For example, one of the central disputes over the public option was whether or not it would increase the deficit. Opponents said it would, and were frequently quoted as such in the media. But the Congressional Budget Office said that, in fact, it would reduce the deficit. But those news reports indicating that critics claimed it would add to the deficit typically failed to make the point that, according to CBO, this was not true. Had the media wanted to "explain" the basics, it would have been incredibly easy to make sure that every news report that mentioned the public option indicated that it would reduce the deficit.
And the same applies to other basic facts about the reform package. 300 million Americans were never going to understand every aspect of health care reform. But 300 million Americans don't need to understand every aspect of health care reform. Had the media committed themselves to explaining -- over and over again -- the basic facts that everyone does need to know, they would have done a much better job.
Instead, the news media basically punted on actually explaining things and focused on politics and process and minutia, while passing along politicians' claims and talking points without indicating whether or not they were true.
As for the "ok job" part: I'll renew my recent challenge to the Washington Post:

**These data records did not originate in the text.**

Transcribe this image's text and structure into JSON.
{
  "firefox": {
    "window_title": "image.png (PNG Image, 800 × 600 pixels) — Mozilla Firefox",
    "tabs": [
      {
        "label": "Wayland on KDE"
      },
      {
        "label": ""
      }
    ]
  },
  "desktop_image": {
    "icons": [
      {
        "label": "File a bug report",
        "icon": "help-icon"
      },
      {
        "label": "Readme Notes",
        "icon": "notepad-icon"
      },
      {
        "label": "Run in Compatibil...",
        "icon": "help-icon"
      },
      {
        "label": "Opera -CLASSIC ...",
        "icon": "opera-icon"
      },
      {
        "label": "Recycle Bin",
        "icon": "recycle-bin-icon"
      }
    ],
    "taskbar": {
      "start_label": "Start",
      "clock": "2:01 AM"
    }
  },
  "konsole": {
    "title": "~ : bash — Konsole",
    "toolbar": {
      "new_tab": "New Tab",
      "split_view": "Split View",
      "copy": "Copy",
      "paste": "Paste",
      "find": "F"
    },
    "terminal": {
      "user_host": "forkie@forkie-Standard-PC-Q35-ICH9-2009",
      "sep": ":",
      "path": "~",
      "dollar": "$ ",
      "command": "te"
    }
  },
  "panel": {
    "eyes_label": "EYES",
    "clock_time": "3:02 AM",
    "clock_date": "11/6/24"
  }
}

The Post has a polling budget. If they're so convinced that they've covered health care "pretty well" -- well enough that they can devote extensive resources to figuring out who golfers sleep with -- let's see them prove it. I dare the Post to conduct a scientific poll of its readers, asking them a basic question about health care reform: According to the Congressional Budget Office, would health care reform that includes a government-run public insurance option increase the deficit or reduce it?
If the Post has done a good job of covering health care reform, a large majority of its readers should be able to answer that question correctly. It would cost just a few thousand dollars -- a drop in the bucket for a newspaper like the Post -- in exchange for which the Post would be able to brag about how great its reporting is, and how well informed its readers are. And the paper would get to throw the results in the face of the critics Farhi dismisses as "presumptuous and self-serving" people who "lecture" the Post about " 'serious' news" simply "to telegraph that they themselves are verrrrry serious people and that we should follow their sterling example." Won't that be satisfying!

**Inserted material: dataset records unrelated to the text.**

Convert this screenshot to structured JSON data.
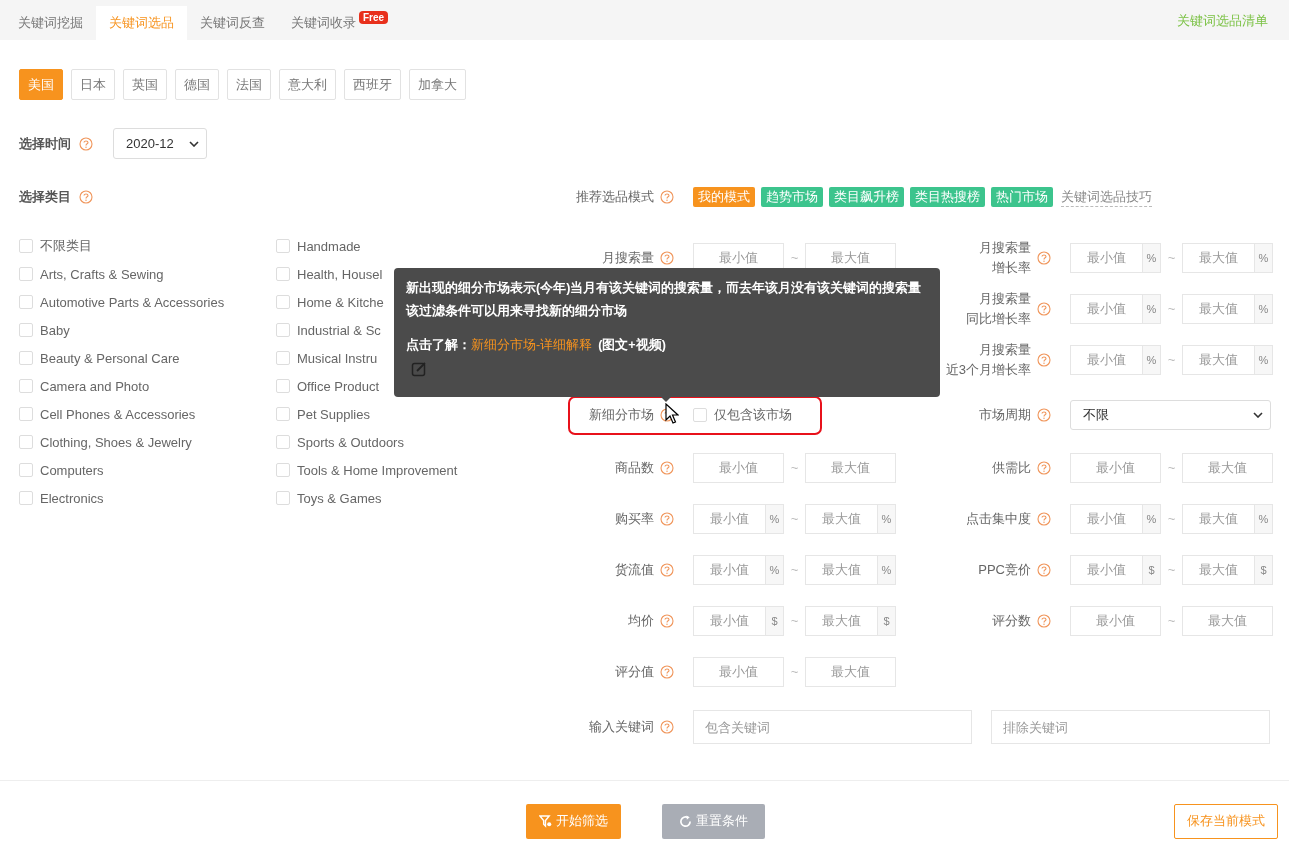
{
  "tabs": [
    {
      "label": "关键词挖掘",
      "selected": false
    },
    {
      "label": "关键词选品",
      "selected": true
    },
    {
      "label": "关键词反查",
      "selected": false
    },
    {
      "label": "关键词收录",
      "selected": false,
      "badge": "Free"
    }
  ],
  "top_link": "关键词选品清单",
  "countries": [
    {
      "label": "美国",
      "selected": true
    },
    {
      "label": "日本",
      "selected": false
    },
    {
      "label": "英国",
      "selected": false
    },
    {
      "label": "德国",
      "selected": false
    },
    {
      "label": "法国",
      "selected": false
    },
    {
      "label": "意大利",
      "selected": false
    },
    {
      "label": "西班牙",
      "selected": false
    },
    {
      "label": "加拿大",
      "selected": false
    }
  ],
  "time": {
    "label": "选择时间",
    "value": "2020-12"
  },
  "categories": {
    "label": "选择类目",
    "items": [
      {
        "label": "不限类目",
        "checked": false
      },
      {
        "label": "Arts, Crafts & Sewing",
        "checked": false
      },
      {
        "label": "Automotive Parts & Accessories",
        "checked": false
      },
      {
        "label": "Baby",
        "checked": false
      },
      {
        "label": "Beauty & Personal Care",
        "checked": false
      },
      {
        "label": "Camera and Photo",
        "checked": false
      },
      {
        "label": "Cell Phones & Accessories",
        "checked": false
      },
      {
        "label": "Clothing, Shoes & Jewelry",
        "checked": false
      },
      {
        "label": "Computers",
        "checked": false
      },
      {
        "label": "Electronics",
        "checked": false
      },
      {
        "label": "Handmade",
        "checked": false
      },
      {
        "label": "Health, Housel",
        "checked": false
      },
      {
        "label": "Home & Kitche",
        "checked": false
      },
      {
        "label": "Industrial & Sc",
        "checked": false
      },
      {
        "label": "Musical Instru",
        "checked": false
      },
      {
        "label": "Office Product",
        "checked": false
      },
      {
        "label": "Pet Supplies",
        "checked": false
      },
      {
        "label": "Sports & Outdoors",
        "checked": false
      },
      {
        "label": "Tools & Home Improvement",
        "checked": false
      },
      {
        "label": "Toys & Games",
        "checked": false
      }
    ]
  },
  "modes": {
    "label": "推荐选品模式",
    "tags": [
      {
        "label": "我的模式",
        "color": "#f7931e"
      },
      {
        "label": "趋势市场",
        "color": "#3cc48d"
      },
      {
        "label": "类目飙升榜",
        "color": "#3cc48d"
      },
      {
        "label": "类目热搜榜",
        "color": "#3cc48d"
      },
      {
        "label": "热门市场",
        "color": "#3cc48d"
      }
    ],
    "tips_link": "关键词选品技巧"
  },
  "filter_rows": [
    {
      "left": {
        "kind": "range",
        "label": [
          "月搜索量"
        ],
        "min_placeholder": "最小值",
        "sep": "~",
        "max_placeholder": "最大值"
      },
      "right": {
        "kind": "range",
        "label": [
          "月搜索量",
          "增长率"
        ],
        "min_placeholder": "最小值",
        "min_unit": "%",
        "sep": "~",
        "max_placeholder": "最大值",
        "max_unit": "%"
      }
    },
    {
      "right": {
        "kind": "range",
        "label": [
          "月搜索量",
          "同比增长率"
        ],
        "min_placeholder": "最小值",
        "min_unit": "%",
        "sep": "~",
        "max_placeholder": "最大值",
        "max_unit": "%"
      }
    },
    {
      "right": {
        "kind": "range",
        "label": [
          "月搜索量",
          "近3个月增长率"
        ],
        "min_placeholder": "最小值",
        "min_unit": "%",
        "sep": "~",
        "max_placeholder": "最大值",
        "max_unit": "%"
      }
    },
    {
      "left": {
        "kind": "checkbox",
        "label": [
          "新细分市场"
        ],
        "option": "仅包含该市场",
        "checked": false
      },
      "right": {
        "kind": "select",
        "label": [
          "市场周期"
        ],
        "value": "不限"
      }
    },
    {
      "left": {
        "kind": "range",
        "label": [
          "商品数"
        ],
        "min_placeholder": "最小值",
        "sep": "~",
        "max_placeholder": "最大值"
      },
      "right": {
        "kind": "range",
        "label": [
          "供需比"
        ],
        "min_placeholder": "最小值",
        "sep": "~",
        "max_placeholder": "最大值"
      }
    },
    {
      "left": {
        "kind": "range",
        "label": [
          "购买率"
        ],
        "min_placeholder": "最小值",
        "min_unit": "%",
        "sep": "~",
        "max_placeholder": "最大值",
        "max_unit": "%"
      },
      "right": {
        "kind": "range",
        "label": [
          "点击集中度"
        ],
        "min_placeholder": "最小值",
        "min_unit": "%",
        "sep": "~",
        "max_placeholder": "最大值",
        "max_unit": "%"
      }
    },
    {
      "left": {
        "kind": "range",
        "label": [
          "货流值"
        ],
        "min_placeholder": "最小值",
        "min_unit": "%",
        "sep": "~",
        "max_placeholder": "最大值",
        "max_unit": "%"
      },
      "right": {
        "kind": "range",
        "label": [
          "PPC竞价"
        ],
        "min_placeholder": "最小值",
        "min_unit": "$",
        "sep": "~",
        "max_placeholder": "最大值",
        "max_unit": "$"
      }
    },
    {
      "left": {
        "kind": "range",
        "label": [
          "均价"
        ],
        "min_placeholder": "最小值",
        "min_unit": "$",
        "sep": "~",
        "max_placeholder": "最大值",
        "max_unit": "$"
      },
      "right": {
        "kind": "range",
        "label": [
          "评分数"
        ],
        "min_placeholder": "最小值",
        "sep": "~",
        "max_placeholder": "最大值"
      }
    },
    {
      "left": {
        "kind": "range",
        "label": [
          "评分值"
        ],
        "min_placeholder": "最小值",
        "sep": "~",
        "max_placeholder": "最大值"
      }
    }
  ],
  "keywords": {
    "label": "输入关键词",
    "include_placeholder": "包含关键词",
    "exclude_placeholder": "排除关键词"
  },
  "tooltip": {
    "lines": [
      "新出现的细分市场表示(今年)当月有该关键词的搜索量，而去年该月没有该关键词的搜索量",
      "该过滤条件可以用来寻找新的细分市场"
    ],
    "link_label": "点击了解：",
    "link": "新细分市场-详细解释",
    "link_suffix": "(图文+视频)"
  },
  "buttons": [
    {
      "label": "开始筛选",
      "kind": "primary",
      "disabled": false
    },
    {
      "label": "重置条件",
      "kind": "reset",
      "disabled": true
    },
    {
      "label": "保存当前模式",
      "kind": "save",
      "disabled": false
    }
  ]
}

What's the downside? There is none, unless, of course, the Post thinks that the results would embarrass the paper and undermine its claims to have done a good job of reporting on health care.